- Entries supplied:
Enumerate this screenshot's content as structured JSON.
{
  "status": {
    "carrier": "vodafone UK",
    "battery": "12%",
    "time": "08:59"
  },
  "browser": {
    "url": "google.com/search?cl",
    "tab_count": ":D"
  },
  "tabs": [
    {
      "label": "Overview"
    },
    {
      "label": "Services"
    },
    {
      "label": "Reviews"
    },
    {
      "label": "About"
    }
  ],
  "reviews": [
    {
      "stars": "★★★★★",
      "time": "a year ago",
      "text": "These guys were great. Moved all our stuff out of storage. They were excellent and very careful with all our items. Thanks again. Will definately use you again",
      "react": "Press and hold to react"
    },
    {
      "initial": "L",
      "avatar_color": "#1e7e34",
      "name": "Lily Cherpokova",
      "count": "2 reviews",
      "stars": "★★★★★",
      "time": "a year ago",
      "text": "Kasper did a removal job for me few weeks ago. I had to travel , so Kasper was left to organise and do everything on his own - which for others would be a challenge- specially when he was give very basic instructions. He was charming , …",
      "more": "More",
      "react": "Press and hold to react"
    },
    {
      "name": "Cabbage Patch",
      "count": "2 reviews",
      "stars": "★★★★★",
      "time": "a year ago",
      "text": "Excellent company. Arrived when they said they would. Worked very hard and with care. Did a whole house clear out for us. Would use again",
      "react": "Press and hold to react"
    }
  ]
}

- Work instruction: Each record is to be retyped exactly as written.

- Answer box:
Enumerate this screenshot's content as structured JSON.
{
  "status": {
    "carrier": "vodafone UK",
    "battery": "12%",
    "time": "08:59"
  },
  "browser": {
    "url": "google.com/search?cl",
    "tab_count": ":D"
  },
  "tabs": [
    {
      "label": "Overview"
    },
    {
      "label": "Services"
    },
    {
      "label": "Reviews"
    },
    {
      "label": "About"
    }
  ],
  "reviews": [
    {
      "stars": "★★★★★",
      "time": "a year ago",
      "text": "These guys were great. Moved all our stuff out of storage. They were excellent and very careful with all our items. Thanks again. Will definately use you again",
      "react": "Press and hold to react"
    },
    {
      "initial": "L",
      "avatar_color": "#1e7e34",
      "name": "Lily Cherpokova",
      "count": "2 reviews",
      "stars": "★★★★★",
      "time": "a year ago",
      "text": "Kasper did a removal job for me few weeks ago. I had to travel , so Kasper was left to organise and do everything on his own - which for others would be a challenge- specially when he was give very basic instructions. He was charming , …",
      "more": "More",
      "react": "Press and hold to react"
    },
    {
      "name": "Cabbage Patch",
      "count": "2 reviews",
      "stars": "★★★★★",
      "time": "a year ago",
      "text": "Excellent company. Arrived when they said they would. Worked very hard and with care. Did a whole house clear out for us. Would use again",
      "react": "Press and hold to react"
    }
  ]
}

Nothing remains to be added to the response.